§ **Problem**
Each entry in the material below should be reproduced exactly.
::: Data extracts
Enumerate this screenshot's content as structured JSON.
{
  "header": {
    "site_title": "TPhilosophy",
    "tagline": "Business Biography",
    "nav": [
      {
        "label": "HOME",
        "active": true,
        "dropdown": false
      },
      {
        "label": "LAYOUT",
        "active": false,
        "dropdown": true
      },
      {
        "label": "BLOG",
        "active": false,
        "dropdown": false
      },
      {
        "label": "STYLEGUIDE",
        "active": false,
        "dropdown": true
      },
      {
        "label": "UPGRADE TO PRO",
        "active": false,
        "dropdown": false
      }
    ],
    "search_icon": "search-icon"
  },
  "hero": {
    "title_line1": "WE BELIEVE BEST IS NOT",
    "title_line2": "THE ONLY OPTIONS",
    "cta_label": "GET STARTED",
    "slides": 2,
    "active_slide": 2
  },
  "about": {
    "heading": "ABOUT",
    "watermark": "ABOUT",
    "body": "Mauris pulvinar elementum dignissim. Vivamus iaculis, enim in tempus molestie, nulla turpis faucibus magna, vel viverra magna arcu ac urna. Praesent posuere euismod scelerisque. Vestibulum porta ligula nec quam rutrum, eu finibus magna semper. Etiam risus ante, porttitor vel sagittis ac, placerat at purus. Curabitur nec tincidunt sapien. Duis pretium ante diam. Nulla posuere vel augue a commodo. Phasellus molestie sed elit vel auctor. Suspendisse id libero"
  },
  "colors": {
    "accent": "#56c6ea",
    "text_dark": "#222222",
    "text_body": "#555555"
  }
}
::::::
§ **Solution**
Enumerate this screenshot's content as structured JSON.
{
  "header": {
    "site_title": "TPhilosophy",
    "tagline": "Business Biography",
    "nav": [
      {
        "label": "HOME",
        "active": true,
        "dropdown": false
      },
      {
        "label": "LAYOUT",
        "active": false,
        "dropdown": true
      },
      {
        "label": "BLOG",
        "active": false,
        "dropdown": false
      },
      {
        "label": "STYLEGUIDE",
        "active": false,
        "dropdown": true
      },
      {
        "label": "UPGRADE TO PRO",
        "active": false,
        "dropdown": false
      }
    ],
    "search_icon": "search-icon"
  },
  "hero": {
    "title_line1": "WE BELIEVE BEST IS NOT",
    "title_line2": "THE ONLY OPTIONS",
    "cta_label": "GET STARTED",
    "slides": 2,
    "active_slide": 2
  },
  "about": {
    "heading": "ABOUT",
    "watermark": "ABOUT",
    "body": "Mauris pulvinar elementum dignissim. Vivamus iaculis, enim in tempus molestie, nulla turpis faucibus magna, vel viverra magna arcu ac urna. Praesent posuere euismod scelerisque. Vestibulum porta ligula nec quam rutrum, eu finibus magna semper. Etiam risus ante, porttitor vel sagittis ac, placerat at purus. Curabitur nec tincidunt sapien. Duis pretium ante diam. Nulla posuere vel augue a commodo. Phasellus molestie sed elit vel auctor. Suspendisse id libero"
  },
  "colors": {
    "accent": "#56c6ea",
    "text_dark": "#222222",
    "text_body": "#555555"
  }
}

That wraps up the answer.